An army of low-paid local government workers across England will demand an end to "poverty pay rises" as thousands gear up for a joint union day of protest.
According to Unite, lunchtime protests are planned outside council buildings and town halls across the country.
Unite members will leaflet the public and hold up their £1 an hour more placards in Bristol, Derby, Greenwich, Leeds, Manchester, Southampton and Walsall.
The union said more than a million workers, from street cleaners, refuse and waste collectors to school support and catering staff, have lost up to £3,844 since 2010.
"Years of below inflation pay rises, on top of pay freezes, and job cuts have taken its toll on a battle-scarred local government workforce," said Fiona Farmer, Unite national officer.
She added: "George Osborne needs to pay up and spread some of the feel-good factor of his so-called economic recovery.
"Britain's shrinking wages crisis means workers need a pay rise – none more so than the country's million plus low paid local government workers who are struggling to make ends meet after an 18 percent real terms pay cut since 2010."
In addition, Unite claimed more than half a million workers earn less than the living wage of £7.65 or £8.80 in London.
Unions will find out whether the Local Government Employers (LGE) has accepted or rejected its £1 an hour more pay claim for 2014 later this month.

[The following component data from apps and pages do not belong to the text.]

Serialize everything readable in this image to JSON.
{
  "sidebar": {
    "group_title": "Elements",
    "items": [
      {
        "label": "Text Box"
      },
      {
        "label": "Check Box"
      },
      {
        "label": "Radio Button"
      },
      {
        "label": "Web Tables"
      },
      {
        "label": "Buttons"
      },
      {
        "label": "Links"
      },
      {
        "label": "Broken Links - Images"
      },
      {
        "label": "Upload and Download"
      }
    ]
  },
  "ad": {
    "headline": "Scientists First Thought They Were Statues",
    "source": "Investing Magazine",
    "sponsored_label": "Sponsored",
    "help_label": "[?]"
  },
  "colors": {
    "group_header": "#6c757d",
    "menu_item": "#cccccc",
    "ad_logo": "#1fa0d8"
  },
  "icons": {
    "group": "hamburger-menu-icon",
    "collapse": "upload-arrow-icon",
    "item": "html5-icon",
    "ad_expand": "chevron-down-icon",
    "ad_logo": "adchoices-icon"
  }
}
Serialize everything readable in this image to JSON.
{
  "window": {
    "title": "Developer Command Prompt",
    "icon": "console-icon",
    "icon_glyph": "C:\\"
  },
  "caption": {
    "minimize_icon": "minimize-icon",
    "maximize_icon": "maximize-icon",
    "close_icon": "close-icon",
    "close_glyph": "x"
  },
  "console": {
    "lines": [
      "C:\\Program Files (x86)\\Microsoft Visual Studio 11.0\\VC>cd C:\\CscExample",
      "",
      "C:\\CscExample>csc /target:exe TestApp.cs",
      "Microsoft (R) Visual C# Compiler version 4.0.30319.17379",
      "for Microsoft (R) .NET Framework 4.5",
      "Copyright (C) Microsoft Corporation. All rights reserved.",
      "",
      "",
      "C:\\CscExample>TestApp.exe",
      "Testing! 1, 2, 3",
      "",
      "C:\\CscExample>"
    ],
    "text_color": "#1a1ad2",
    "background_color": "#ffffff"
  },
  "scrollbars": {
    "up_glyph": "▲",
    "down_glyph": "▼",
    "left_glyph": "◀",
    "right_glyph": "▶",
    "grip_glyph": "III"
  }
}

The Local Government Association, which represents English councils, had not responded to a request for comment at the time of publication.